Review of The Camera Does the Rest: How Polaroid Changed Photography
University of Chicago Press, Chicago, IL, 2016
320 pp. Trade, $30
The Camera does the Rest: How Polaroid Changed Photography by Peter Buse, provides a missing historical closure on an aesthetic, technical, but also social phenomena of unfortunate Polaroid technology.
Namely, despite having its own separate market niche of Polaroid lovers, after researching possible developments of digital imaging, the company has ceased the production of film, back in 2008, filing bankruptcy. Many photographers were attached to the visual layout of Polaroid (some arguments have also been laid in a Grant Hamilton's movie Time Zero: The Last Year of Polaroid from 2012). Imputed by nostalgia on the missing technology, there is a revival of Polaroid film in the Impossible project, accompanied with revival of style of its technology in digital surrounding, as for example, colour field narrowing or vanishing effects.
The original Polaroid film was released in 1947 by the innovator Erwin Land (1949–66 Visiting Professor at Harvard and Professor at MIT since 1956), who has also constructed the Land camera, released in 1948. Land's interest in both science and art pushed him to choose among his technical collaborators famous photographer and moreover—laboratory worker, Anselm Adams as well. In succeeding years, different models of Polaroid were developed, the most famous being: Pathfinder in '52, Swinger in '65, SX-70 in '72, Onestep in '77, Spectra in '86, Captiva in '93, I-Zone in '99, etc., as well as films ranging from high fidelity black and white, sepia, Panchromatic, Polacolor, Time-Zero, Spectra HD.
The model reaching the largest popularity among all Polaroid products was surely the SX-70, after which Polaroid become recognizable for its technical and visual appearance.

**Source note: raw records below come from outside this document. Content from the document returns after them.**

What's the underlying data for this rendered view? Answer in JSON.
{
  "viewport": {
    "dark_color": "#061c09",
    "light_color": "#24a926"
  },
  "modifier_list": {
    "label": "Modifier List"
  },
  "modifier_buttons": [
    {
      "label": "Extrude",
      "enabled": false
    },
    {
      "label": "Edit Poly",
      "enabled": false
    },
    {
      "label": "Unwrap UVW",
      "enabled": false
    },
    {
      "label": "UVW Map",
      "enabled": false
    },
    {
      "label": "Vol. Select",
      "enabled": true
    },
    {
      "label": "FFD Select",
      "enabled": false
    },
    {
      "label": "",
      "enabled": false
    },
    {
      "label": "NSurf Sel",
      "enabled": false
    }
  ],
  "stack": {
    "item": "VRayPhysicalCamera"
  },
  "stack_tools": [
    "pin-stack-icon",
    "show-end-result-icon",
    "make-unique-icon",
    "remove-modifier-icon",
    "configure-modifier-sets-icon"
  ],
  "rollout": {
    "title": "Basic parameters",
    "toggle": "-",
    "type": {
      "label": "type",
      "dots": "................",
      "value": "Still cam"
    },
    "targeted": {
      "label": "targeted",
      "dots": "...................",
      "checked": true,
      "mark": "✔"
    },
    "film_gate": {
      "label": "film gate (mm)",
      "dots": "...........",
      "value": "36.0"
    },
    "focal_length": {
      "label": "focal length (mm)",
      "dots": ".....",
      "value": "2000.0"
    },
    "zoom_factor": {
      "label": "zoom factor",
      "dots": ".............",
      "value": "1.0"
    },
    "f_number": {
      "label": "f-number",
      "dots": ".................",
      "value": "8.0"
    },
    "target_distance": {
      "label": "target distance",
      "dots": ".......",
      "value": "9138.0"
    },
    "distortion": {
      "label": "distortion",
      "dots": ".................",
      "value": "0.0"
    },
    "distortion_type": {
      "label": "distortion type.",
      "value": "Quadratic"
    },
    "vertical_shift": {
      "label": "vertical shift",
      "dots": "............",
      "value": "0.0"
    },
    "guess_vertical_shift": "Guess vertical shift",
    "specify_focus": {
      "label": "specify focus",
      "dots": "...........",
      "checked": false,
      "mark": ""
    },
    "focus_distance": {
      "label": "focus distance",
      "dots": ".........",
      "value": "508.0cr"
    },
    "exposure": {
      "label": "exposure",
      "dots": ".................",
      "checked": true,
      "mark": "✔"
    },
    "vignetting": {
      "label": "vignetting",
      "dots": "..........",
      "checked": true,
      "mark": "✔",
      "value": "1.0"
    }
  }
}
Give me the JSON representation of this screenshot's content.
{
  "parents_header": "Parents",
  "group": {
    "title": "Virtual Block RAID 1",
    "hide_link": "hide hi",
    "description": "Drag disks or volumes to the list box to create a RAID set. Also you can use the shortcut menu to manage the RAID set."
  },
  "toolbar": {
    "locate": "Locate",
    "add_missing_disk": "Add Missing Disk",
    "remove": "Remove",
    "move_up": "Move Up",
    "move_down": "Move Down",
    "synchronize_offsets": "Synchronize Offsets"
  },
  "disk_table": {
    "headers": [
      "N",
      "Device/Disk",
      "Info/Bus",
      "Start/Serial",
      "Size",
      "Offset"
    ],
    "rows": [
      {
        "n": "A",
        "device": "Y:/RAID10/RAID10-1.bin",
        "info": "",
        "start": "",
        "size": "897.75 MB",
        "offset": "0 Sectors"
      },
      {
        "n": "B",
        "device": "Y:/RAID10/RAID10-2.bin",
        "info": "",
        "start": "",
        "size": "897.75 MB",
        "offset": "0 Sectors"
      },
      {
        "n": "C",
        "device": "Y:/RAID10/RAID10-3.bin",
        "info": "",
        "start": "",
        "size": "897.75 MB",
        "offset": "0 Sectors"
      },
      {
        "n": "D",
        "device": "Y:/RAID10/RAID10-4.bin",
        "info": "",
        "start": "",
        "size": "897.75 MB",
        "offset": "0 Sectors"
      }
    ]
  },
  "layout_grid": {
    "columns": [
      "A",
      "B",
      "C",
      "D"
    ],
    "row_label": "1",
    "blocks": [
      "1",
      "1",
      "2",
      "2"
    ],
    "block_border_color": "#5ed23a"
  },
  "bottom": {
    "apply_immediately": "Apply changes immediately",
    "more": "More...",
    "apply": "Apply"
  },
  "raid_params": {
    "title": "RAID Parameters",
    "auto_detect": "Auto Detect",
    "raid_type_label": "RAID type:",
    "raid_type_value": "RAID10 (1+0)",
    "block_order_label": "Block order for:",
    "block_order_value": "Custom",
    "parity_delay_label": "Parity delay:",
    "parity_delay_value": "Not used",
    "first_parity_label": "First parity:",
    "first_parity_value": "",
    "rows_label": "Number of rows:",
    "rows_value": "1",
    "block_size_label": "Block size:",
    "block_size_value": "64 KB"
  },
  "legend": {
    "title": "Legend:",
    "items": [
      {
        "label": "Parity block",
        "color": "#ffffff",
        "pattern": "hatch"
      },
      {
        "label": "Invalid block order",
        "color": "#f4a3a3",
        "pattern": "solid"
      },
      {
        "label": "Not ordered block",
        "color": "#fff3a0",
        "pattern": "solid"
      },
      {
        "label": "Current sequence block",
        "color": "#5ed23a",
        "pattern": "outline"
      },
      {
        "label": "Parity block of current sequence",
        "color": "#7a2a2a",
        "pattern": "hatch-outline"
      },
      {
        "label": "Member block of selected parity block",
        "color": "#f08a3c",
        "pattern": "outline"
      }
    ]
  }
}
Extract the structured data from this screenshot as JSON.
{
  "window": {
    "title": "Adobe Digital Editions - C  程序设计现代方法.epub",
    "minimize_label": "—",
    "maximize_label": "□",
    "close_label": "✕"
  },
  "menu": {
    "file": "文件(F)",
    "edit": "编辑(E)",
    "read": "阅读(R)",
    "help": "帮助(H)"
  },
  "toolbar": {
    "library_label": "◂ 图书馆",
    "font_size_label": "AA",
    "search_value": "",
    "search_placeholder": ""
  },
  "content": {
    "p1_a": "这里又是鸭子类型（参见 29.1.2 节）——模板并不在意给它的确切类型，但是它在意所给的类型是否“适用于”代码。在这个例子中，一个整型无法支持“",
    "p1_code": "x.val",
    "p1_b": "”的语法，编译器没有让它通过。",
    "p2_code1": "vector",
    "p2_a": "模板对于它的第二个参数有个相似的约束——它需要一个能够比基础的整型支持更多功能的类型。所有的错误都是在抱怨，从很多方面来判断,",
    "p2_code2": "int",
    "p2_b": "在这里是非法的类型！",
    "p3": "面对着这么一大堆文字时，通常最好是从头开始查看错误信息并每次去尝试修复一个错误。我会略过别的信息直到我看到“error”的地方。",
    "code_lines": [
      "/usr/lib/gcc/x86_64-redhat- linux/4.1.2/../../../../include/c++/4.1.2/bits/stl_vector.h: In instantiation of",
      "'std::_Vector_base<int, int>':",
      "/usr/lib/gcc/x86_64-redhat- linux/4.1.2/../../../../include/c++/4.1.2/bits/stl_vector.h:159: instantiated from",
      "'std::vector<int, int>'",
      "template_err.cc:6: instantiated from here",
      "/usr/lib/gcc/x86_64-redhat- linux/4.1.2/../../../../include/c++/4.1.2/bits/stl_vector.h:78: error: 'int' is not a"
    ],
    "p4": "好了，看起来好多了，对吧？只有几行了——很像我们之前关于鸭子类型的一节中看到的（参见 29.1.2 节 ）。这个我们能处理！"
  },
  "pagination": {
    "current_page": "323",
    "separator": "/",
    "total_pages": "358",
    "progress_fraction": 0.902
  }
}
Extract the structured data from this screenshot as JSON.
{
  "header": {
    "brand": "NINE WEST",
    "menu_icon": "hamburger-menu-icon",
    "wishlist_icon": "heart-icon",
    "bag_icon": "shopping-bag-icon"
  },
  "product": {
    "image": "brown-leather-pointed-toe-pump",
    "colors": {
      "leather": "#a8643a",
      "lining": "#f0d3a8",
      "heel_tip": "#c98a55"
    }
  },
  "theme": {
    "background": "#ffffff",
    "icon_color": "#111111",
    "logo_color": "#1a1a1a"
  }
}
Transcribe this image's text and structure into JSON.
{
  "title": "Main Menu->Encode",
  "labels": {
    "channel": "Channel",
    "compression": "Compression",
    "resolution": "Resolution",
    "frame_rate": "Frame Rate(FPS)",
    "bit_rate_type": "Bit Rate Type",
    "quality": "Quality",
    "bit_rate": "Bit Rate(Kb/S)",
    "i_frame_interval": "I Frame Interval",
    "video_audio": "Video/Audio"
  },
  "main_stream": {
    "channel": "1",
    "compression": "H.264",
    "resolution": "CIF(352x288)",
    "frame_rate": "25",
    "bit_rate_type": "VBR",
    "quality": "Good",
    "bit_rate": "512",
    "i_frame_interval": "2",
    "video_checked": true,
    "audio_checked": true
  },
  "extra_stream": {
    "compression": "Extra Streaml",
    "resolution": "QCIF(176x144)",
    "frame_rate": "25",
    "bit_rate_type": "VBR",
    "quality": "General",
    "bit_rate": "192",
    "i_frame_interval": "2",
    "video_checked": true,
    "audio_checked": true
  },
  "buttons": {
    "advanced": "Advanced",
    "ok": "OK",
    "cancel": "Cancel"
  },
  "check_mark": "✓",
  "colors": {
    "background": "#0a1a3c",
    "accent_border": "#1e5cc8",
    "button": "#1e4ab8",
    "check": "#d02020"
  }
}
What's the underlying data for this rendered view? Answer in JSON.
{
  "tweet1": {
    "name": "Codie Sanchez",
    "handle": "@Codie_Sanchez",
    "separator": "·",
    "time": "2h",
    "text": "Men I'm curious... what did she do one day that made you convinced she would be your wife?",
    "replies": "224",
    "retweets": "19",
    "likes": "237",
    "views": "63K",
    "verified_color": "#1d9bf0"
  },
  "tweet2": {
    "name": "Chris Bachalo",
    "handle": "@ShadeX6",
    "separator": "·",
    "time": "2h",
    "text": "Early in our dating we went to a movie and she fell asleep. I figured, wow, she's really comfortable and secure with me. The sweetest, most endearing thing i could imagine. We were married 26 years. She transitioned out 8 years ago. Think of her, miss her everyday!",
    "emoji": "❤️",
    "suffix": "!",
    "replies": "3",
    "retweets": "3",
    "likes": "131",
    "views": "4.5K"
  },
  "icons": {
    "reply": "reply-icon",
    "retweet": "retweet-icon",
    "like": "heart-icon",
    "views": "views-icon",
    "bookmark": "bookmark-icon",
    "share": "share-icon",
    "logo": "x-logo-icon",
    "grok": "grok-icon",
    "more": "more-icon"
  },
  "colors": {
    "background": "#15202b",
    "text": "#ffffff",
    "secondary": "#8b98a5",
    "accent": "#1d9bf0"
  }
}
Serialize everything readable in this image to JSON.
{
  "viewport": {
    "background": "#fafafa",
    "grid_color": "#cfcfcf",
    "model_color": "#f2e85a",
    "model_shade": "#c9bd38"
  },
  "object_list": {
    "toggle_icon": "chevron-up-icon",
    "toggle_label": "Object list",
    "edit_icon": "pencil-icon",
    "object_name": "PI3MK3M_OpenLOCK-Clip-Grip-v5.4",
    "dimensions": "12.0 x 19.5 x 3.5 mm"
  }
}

Memorialized through the SX-70 camera, Polaroid is also recognizable for its appearance: a specific square format, placed on a rectangular white sheet in a Golden Rule. Furthermore it is known for its specific saturation glows. But it is most famous for always being singular, irreproducible, and necessarily photo-technique, characteristic for its speed, lacking the delaying darkroom process (though precisely its chemical process, on which also Ansel Adams worked, were the most complicated).
The uniqueness of a Polaroid has made it the most private and intimate among other photographic techniques, but also the most social and participative party camera ever constructed. Its range of implementation was diverse, as Buse shows, from proving "thought photography," or recording the non-continuous reality, to being an entry-ticket to exclusive parties. And precisely for the possibility of being a really private technology, still simultaneously leaving a document-trace, Polaroid was, both in reality and movies, a centre of many conspiracy plots in the twentieth century. Throughout the book readers learn details of the specific Polaroid models but also scandals connected to quick Polaroid shots (the most known surely the one with Duchess of Argyll's image with "headless man"), or the place of technology as a central part of a movie plot, commonly being a blackmail, in films among others: The Silence of the Lambs (1991), Smile (1975), Infinite Jest (1995), et al.
Providing numerous facts and stories, in a journalistic style, this book seems to be a perfect gift to all photography lovers who demand excellent academic research; its style is light and approachable and its thesis, well-argued, providing more than substantial information on this charming photo technique (with more than 40 pages of notes posited on the back and even 20 pages of bibliography).